* ACTION ITEM
Could you restate the entries word for word, without the images?

* INPUT MATERIAL
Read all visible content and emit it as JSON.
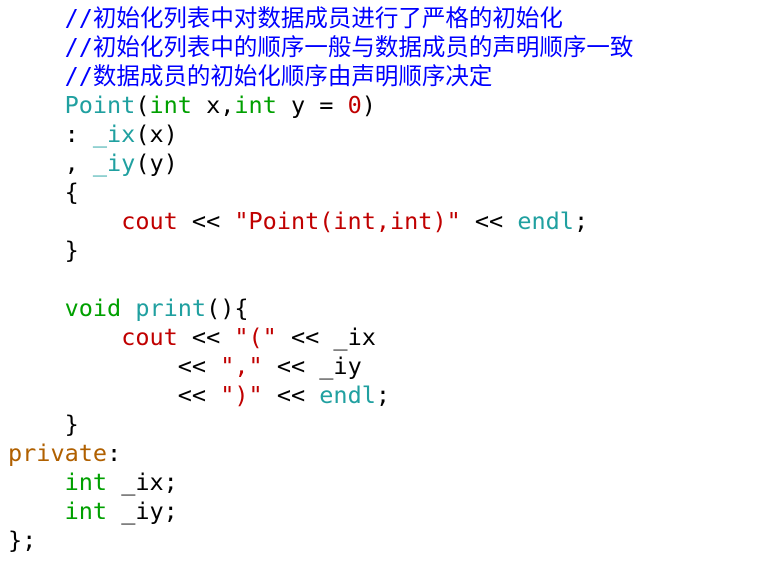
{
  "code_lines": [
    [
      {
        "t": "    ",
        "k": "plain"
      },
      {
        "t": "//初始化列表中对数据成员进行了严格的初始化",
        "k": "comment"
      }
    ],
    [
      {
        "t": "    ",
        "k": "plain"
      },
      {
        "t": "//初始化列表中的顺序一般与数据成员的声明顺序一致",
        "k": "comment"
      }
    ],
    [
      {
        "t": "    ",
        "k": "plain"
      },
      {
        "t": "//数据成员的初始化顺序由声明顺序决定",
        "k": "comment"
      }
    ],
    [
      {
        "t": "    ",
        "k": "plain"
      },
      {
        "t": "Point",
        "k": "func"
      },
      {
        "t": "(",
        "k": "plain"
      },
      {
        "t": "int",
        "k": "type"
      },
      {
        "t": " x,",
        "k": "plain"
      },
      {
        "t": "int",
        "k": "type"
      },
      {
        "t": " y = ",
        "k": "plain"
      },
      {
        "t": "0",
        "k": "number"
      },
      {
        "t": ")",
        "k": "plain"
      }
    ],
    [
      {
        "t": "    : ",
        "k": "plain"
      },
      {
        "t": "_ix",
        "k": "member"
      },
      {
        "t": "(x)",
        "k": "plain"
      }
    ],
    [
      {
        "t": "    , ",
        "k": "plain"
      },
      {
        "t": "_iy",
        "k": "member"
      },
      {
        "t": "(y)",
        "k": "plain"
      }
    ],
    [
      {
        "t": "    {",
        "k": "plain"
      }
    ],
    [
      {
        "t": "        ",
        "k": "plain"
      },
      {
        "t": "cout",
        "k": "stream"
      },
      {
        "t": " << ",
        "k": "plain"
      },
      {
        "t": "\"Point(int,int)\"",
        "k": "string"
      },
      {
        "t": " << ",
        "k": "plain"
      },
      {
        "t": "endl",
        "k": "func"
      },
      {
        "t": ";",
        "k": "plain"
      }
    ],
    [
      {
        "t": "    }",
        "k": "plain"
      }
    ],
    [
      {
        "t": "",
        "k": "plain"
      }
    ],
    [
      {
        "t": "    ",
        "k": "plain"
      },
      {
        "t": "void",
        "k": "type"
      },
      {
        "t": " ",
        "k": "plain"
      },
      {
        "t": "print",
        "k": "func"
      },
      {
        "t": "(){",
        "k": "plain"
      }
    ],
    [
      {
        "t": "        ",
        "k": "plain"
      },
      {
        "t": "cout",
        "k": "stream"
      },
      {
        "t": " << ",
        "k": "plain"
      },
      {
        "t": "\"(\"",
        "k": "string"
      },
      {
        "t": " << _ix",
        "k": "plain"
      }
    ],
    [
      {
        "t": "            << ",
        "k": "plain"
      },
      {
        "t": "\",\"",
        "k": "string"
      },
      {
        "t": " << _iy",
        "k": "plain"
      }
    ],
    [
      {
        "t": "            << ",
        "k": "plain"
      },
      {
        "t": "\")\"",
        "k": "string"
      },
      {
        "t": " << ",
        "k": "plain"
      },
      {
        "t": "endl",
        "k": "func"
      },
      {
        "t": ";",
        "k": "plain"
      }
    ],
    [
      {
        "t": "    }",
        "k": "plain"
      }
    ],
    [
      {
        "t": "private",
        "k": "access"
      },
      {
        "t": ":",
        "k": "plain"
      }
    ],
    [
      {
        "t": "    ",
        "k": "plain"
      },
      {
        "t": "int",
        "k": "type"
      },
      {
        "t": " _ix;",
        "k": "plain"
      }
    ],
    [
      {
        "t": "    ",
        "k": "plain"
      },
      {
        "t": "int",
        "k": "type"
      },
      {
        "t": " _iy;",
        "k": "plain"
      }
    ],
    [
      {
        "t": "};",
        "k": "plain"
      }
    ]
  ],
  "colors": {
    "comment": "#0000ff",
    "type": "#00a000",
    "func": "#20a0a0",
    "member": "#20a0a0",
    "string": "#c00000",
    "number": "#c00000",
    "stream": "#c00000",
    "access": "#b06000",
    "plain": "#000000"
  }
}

* SOLUTION
Read all visible content and emit it as JSON.
{
  "code_lines": [
    [
      {
        "t": "    ",
        "k": "plain"
      },
      {
        "t": "//初始化列表中对数据成员进行了严格的初始化",
        "k": "comment"
      }
    ],
    [
      {
        "t": "    ",
        "k": "plain"
      },
      {
        "t": "//初始化列表中的顺序一般与数据成员的声明顺序一致",
        "k": "comment"
      }
    ],
    [
      {
        "t": "    ",
        "k": "plain"
      },
      {
        "t": "//数据成员的初始化顺序由声明顺序决定",
        "k": "comment"
      }
    ],
    [
      {
        "t": "    ",
        "k": "plain"
      },
      {
        "t": "Point",
        "k": "func"
      },
      {
        "t": "(",
        "k": "plain"
      },
      {
        "t": "int",
        "k": "type"
      },
      {
        "t": " x,",
        "k": "plain"
      },
      {
        "t": "int",
        "k": "type"
      },
      {
        "t": " y = ",
        "k": "plain"
      },
      {
        "t": "0",
        "k": "number"
      },
      {
        "t": ")",
        "k": "plain"
      }
    ],
    [
      {
        "t": "    : ",
        "k": "plain"
      },
      {
        "t": "_ix",
        "k": "member"
      },
      {
        "t": "(x)",
        "k": "plain"
      }
    ],
    [
      {
        "t": "    , ",
        "k": "plain"
      },
      {
        "t": "_iy",
        "k": "member"
      },
      {
        "t": "(y)",
        "k": "plain"
      }
    ],
    [
      {
        "t": "    {",
        "k": "plain"
      }
    ],
    [
      {
        "t": "        ",
        "k": "plain"
      },
      {
        "t": "cout",
        "k": "stream"
      },
      {
        "t": " << ",
        "k": "plain"
      },
      {
        "t": "\"Point(int,int)\"",
        "k": "string"
      },
      {
        "t": " << ",
        "k": "plain"
      },
      {
        "t": "endl",
        "k": "func"
      },
      {
        "t": ";",
        "k": "plain"
      }
    ],
    [
      {
        "t": "    }",
        "k": "plain"
      }
    ],
    [
      {
        "t": "",
        "k": "plain"
      }
    ],
    [
      {
        "t": "    ",
        "k": "plain"
      },
      {
        "t": "void",
        "k": "type"
      },
      {
        "t": " ",
        "k": "plain"
      },
      {
        "t": "print",
        "k": "func"
      },
      {
        "t": "(){",
        "k": "plain"
      }
    ],
    [
      {
        "t": "        ",
        "k": "plain"
      },
      {
        "t": "cout",
        "k": "stream"
      },
      {
        "t": " << ",
        "k": "plain"
      },
      {
        "t": "\"(\"",
        "k": "string"
      },
      {
        "t": " << _ix",
        "k": "plain"
      }
    ],
    [
      {
        "t": "            << ",
        "k": "plain"
      },
      {
        "t": "\",\"",
        "k": "string"
      },
      {
        "t": " << _iy",
        "k": "plain"
      }
    ],
    [
      {
        "t": "            << ",
        "k": "plain"
      },
      {
        "t": "\")\"",
        "k": "string"
      },
      {
        "t": " << ",
        "k": "plain"
      },
      {
        "t": "endl",
        "k": "func"
      },
      {
        "t": ";",
        "k": "plain"
      }
    ],
    [
      {
        "t": "    }",
        "k": "plain"
      }
    ],
    [
      {
        "t": "private",
        "k": "access"
      },
      {
        "t": ":",
        "k": "plain"
      }
    ],
    [
      {
        "t": "    ",
        "k": "plain"
      },
      {
        "t": "int",
        "k": "type"
      },
      {
        "t": " _ix;",
        "k": "plain"
      }
    ],
    [
      {
        "t": "    ",
        "k": "plain"
      },
      {
        "t": "int",
        "k": "type"
      },
      {
        "t": " _iy;",
        "k": "plain"
      }
    ],
    [
      {
        "t": "};",
        "k": "plain"
      }
    ]
  ],
  "colors": {
    "comment": "#0000ff",
    "type": "#00a000",
    "func": "#20a0a0",
    "member": "#20a0a0",
    "string": "#c00000",
    "number": "#c00000",
    "stream": "#c00000",
    "access": "#b06000",
    "plain": "#000000"
  }
}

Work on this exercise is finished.